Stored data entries
'''

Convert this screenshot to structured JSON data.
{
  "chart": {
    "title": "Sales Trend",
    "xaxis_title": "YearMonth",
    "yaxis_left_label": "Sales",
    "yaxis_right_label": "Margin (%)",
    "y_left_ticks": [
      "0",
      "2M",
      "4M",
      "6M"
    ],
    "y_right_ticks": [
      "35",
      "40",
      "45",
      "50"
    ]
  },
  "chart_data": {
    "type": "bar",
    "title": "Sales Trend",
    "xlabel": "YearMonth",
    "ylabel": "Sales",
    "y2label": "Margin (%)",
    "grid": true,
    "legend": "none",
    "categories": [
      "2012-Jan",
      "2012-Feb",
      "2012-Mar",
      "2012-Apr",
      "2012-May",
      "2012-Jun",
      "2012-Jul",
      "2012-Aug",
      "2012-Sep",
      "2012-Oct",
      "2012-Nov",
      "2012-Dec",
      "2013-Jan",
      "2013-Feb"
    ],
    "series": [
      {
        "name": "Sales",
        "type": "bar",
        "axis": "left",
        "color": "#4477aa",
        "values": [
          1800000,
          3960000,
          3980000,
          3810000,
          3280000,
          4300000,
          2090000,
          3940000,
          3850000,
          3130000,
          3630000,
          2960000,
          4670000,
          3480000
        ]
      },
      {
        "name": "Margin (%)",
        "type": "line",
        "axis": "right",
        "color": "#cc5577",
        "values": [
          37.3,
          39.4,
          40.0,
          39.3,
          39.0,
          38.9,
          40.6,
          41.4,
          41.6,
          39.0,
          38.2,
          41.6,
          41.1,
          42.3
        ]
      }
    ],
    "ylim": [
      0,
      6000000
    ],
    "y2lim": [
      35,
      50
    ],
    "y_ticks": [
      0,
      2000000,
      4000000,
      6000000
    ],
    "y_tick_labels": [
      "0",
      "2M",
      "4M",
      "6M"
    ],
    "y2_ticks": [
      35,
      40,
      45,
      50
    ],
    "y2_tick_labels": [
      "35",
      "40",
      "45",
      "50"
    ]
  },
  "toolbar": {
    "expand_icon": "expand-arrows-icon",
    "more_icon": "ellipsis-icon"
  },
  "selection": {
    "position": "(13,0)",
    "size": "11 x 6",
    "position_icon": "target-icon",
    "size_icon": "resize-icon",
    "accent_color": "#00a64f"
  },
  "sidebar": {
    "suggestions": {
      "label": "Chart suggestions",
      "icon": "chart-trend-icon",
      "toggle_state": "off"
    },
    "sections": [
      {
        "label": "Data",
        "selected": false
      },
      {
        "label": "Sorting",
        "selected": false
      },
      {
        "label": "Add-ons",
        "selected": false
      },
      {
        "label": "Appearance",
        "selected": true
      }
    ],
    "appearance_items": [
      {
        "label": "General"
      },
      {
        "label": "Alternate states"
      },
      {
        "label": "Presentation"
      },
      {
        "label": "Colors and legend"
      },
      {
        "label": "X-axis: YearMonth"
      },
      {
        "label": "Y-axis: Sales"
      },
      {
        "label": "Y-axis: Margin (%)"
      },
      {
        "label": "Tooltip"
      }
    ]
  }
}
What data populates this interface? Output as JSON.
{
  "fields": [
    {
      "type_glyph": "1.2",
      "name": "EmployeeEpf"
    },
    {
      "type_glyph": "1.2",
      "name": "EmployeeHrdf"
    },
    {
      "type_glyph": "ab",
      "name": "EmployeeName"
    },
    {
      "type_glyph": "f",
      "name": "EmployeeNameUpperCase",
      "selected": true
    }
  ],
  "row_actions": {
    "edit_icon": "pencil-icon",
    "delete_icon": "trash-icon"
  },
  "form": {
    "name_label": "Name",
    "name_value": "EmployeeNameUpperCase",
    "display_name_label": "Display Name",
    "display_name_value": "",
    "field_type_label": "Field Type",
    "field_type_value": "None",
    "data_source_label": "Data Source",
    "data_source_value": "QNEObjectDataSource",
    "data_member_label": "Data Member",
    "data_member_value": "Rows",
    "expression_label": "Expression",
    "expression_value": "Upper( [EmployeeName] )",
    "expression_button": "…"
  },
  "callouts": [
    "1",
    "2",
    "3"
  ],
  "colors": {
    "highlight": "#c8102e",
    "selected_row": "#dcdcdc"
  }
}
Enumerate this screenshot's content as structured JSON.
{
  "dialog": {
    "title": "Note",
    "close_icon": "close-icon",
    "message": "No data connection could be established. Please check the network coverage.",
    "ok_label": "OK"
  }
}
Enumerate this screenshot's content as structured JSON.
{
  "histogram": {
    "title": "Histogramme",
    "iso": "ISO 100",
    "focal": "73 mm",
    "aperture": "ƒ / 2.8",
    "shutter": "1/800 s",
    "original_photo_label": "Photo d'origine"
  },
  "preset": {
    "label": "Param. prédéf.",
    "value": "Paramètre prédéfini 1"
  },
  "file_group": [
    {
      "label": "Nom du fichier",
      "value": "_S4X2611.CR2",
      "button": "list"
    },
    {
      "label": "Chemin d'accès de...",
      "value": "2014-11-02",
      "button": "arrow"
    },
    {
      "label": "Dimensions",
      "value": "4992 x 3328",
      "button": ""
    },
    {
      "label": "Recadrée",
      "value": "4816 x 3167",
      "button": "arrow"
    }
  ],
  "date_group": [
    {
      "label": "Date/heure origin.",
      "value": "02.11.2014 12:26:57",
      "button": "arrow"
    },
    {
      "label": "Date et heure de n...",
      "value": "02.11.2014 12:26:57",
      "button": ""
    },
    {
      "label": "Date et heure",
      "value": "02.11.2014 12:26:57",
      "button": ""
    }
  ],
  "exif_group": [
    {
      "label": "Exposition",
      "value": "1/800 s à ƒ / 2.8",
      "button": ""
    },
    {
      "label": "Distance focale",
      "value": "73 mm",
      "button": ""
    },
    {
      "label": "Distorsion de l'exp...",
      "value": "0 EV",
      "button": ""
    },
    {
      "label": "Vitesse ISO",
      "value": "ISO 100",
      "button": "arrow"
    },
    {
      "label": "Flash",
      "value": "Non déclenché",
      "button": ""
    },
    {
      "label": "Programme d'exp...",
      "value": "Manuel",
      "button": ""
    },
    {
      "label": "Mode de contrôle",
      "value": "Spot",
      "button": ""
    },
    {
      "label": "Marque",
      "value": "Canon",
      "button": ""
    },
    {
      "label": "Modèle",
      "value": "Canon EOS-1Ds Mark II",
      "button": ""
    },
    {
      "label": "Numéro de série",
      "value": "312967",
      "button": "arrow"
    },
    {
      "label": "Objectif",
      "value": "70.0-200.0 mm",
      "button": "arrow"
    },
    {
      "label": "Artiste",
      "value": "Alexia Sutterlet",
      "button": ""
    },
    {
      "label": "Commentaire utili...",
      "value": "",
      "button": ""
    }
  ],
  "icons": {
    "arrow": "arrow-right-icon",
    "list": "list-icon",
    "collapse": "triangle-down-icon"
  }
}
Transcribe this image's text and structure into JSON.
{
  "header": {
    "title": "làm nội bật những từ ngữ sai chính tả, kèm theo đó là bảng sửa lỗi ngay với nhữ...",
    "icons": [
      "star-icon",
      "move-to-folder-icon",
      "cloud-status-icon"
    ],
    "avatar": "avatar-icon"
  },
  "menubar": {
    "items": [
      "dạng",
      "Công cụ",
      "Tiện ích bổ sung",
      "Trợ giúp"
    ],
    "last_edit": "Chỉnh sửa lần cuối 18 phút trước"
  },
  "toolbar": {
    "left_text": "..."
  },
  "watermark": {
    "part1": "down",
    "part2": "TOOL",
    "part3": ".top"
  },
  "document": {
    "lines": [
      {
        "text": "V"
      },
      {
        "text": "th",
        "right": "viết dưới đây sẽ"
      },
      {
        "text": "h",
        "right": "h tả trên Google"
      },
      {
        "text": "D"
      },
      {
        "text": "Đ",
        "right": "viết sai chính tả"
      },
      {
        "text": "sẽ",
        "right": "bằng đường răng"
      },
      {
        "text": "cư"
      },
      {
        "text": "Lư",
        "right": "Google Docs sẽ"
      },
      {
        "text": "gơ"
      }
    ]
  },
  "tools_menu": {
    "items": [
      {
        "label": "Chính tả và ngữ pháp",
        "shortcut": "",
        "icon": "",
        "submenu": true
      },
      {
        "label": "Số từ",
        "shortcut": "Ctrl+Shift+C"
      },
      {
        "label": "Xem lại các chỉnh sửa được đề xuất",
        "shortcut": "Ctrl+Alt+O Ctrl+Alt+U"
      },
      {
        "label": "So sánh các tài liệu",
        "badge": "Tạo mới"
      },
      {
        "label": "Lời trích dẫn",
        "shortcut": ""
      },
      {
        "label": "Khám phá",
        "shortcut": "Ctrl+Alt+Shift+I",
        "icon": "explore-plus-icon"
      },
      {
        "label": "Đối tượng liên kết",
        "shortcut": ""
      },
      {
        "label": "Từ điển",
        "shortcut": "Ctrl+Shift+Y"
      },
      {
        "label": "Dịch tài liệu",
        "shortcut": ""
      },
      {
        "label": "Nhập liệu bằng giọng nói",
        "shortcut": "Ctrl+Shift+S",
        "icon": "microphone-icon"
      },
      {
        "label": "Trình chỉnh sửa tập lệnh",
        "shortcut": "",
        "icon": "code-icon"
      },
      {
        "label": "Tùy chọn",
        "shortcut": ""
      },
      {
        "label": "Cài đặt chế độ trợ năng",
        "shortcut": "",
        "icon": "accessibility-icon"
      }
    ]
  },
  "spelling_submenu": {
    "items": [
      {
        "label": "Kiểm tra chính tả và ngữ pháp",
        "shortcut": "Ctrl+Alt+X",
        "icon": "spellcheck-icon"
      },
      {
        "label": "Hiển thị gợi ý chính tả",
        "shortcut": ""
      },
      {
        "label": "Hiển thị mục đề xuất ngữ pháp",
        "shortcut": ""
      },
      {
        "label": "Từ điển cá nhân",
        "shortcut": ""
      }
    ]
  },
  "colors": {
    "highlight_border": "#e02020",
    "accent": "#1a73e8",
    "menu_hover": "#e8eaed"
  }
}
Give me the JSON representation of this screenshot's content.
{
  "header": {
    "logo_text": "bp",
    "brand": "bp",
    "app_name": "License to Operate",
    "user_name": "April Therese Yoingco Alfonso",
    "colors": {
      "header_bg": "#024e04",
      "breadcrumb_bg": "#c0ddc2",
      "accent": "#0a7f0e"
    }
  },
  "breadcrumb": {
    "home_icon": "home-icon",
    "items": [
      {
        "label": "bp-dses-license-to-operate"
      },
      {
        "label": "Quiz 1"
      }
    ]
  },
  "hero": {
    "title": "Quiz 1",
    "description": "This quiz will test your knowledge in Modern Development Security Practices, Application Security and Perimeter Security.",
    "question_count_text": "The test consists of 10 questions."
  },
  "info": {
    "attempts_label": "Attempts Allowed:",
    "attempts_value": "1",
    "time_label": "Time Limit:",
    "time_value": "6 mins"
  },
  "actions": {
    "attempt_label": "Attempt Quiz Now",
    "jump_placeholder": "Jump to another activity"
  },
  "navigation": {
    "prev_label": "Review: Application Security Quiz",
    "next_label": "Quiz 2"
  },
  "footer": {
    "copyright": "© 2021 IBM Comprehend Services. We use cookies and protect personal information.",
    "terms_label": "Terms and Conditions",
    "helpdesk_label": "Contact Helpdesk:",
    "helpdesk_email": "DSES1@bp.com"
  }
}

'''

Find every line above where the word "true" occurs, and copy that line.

    "grid": true,
        "selected": true
      "selected": true
        "submenu": true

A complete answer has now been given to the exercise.